Material for the task
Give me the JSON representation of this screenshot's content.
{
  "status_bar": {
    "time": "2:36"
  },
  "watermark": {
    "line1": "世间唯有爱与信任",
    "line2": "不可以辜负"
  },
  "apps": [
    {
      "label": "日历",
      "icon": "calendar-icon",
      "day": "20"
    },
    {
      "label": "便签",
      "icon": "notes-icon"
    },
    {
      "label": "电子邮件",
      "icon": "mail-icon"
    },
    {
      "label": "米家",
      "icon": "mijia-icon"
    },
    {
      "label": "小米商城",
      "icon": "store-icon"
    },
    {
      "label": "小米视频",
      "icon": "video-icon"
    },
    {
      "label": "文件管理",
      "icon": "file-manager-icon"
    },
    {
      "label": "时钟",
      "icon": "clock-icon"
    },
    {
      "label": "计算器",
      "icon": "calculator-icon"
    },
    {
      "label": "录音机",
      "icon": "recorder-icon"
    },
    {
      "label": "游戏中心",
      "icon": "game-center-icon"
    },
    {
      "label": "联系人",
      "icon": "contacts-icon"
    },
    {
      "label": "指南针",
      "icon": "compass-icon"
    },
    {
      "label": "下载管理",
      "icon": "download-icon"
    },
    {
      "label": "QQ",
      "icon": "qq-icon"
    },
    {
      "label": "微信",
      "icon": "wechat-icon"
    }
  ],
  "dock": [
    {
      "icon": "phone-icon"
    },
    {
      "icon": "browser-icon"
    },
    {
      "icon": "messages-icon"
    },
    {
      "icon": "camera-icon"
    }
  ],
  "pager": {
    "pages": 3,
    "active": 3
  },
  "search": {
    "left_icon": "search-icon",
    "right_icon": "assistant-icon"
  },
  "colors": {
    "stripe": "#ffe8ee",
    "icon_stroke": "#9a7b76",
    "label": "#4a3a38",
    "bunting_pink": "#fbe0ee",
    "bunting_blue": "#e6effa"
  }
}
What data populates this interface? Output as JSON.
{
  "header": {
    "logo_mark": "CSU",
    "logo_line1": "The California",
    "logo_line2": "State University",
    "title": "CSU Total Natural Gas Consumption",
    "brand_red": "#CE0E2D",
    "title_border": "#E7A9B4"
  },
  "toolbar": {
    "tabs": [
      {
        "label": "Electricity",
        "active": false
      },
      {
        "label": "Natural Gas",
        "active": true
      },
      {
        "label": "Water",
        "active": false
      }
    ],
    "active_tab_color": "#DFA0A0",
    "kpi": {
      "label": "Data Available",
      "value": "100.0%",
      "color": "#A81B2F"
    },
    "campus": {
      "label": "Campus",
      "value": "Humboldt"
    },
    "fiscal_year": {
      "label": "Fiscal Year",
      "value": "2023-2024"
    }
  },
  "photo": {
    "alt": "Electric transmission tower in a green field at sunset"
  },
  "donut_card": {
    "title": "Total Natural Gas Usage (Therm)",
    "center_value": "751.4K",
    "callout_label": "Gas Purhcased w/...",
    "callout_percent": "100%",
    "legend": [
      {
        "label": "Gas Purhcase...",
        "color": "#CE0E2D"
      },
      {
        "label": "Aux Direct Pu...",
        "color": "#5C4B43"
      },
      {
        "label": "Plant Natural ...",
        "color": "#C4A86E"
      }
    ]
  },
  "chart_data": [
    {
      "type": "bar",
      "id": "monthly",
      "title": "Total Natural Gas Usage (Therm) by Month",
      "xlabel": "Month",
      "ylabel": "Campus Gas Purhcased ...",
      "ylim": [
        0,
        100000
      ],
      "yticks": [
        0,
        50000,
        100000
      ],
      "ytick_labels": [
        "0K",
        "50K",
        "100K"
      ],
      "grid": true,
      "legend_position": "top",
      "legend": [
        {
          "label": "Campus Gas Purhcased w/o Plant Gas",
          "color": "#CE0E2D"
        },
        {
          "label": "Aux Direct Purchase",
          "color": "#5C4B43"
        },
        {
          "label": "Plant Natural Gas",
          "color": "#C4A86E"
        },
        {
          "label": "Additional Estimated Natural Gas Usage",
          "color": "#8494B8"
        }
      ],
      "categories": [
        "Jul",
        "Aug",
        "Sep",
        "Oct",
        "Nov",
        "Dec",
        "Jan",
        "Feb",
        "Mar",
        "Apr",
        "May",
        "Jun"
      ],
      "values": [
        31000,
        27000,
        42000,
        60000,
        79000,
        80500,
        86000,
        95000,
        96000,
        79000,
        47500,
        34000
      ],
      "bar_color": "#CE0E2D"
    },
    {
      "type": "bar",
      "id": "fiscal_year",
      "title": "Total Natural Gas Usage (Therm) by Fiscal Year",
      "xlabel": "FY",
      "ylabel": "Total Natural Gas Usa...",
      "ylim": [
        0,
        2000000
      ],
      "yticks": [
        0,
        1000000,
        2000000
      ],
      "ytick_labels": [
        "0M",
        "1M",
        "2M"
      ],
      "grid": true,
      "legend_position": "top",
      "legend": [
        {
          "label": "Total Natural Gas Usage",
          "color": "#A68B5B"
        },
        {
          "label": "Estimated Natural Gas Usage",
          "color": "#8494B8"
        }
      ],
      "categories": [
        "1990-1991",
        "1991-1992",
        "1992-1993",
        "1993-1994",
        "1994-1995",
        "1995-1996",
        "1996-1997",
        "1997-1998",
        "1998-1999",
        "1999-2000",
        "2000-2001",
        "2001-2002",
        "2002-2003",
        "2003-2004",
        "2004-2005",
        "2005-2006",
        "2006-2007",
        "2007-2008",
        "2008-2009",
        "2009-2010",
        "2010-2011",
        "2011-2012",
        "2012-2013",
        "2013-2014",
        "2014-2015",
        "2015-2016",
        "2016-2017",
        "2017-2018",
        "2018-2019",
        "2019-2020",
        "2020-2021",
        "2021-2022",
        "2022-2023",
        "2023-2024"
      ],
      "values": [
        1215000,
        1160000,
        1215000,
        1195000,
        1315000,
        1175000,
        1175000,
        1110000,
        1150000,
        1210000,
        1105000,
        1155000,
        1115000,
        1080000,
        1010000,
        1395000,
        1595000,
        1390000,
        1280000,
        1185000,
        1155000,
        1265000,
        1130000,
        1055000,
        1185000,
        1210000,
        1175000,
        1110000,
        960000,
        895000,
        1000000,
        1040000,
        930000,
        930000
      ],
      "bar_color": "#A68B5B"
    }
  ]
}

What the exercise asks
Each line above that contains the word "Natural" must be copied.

Expected output
    "title": "CSU Total Natural Gas Consumption",
        "label": "Natural Gas",
    "title": "Total Natural Gas Usage (Therm)",
        "label": "Plant Natural ...",
      "title": "Total Natural Gas Usage (Therm) by Month",
          "label": "Plant Natural Gas",
          "label": "Additional Estimated Natural Gas Usage",
      "title": "Total Natural Gas Usage (Therm) by Fiscal Year",
      "ylabel": "Total Natural Gas Usa...",
          "label": "Total Natural Gas Usage",
          "label": "Estimated Natural Gas Usage",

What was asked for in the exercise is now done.